> **Exercise objective**: Return all lines from the listing below that include the word "modified".
[Start of section]
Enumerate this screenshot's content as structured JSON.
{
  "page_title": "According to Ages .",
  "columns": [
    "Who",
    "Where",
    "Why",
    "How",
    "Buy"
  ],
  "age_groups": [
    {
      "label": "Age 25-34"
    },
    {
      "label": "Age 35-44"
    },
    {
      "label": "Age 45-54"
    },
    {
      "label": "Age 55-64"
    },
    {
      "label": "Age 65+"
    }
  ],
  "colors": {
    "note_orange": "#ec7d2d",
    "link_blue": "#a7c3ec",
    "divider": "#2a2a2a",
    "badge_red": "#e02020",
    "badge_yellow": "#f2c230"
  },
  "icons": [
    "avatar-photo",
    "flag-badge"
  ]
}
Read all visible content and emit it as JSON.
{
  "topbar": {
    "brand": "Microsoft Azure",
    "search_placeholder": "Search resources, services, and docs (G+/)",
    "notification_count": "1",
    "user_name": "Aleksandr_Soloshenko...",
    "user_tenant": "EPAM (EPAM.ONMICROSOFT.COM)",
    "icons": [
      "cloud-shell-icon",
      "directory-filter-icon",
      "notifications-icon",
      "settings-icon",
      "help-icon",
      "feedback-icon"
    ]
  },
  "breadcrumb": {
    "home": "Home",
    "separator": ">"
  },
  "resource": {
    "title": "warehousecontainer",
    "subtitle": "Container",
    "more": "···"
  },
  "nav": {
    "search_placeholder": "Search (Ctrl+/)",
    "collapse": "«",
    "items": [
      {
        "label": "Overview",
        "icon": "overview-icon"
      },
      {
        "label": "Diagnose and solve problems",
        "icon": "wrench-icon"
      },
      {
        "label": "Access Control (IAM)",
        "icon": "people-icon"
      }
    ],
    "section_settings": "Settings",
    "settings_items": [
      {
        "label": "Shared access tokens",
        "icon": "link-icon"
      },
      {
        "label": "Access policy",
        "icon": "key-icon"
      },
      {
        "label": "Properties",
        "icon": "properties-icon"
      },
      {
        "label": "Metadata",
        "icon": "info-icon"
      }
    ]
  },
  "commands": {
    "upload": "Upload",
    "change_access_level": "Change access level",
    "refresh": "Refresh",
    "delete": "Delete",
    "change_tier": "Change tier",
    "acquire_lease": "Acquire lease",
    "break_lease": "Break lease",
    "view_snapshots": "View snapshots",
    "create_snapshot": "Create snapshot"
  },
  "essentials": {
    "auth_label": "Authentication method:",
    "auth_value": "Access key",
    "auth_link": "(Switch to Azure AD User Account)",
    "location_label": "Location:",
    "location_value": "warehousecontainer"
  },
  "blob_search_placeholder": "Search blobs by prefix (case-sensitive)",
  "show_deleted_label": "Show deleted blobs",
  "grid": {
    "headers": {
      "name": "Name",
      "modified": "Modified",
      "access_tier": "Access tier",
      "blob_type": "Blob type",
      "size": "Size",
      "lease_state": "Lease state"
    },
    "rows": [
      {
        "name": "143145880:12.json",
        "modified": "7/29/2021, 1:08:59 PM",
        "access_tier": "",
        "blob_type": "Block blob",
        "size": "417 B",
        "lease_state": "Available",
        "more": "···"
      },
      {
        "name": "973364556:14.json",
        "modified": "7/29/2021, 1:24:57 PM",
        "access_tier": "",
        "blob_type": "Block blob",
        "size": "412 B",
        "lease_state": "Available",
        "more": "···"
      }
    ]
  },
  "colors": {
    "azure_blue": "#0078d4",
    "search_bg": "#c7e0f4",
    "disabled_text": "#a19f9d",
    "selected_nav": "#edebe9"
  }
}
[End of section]
> **Solved problem**:
      "modified": "Modified",
        "modified": "7/29/2021, 1:08:59 PM",
        "modified": "7/29/2021, 1:24:57 PM",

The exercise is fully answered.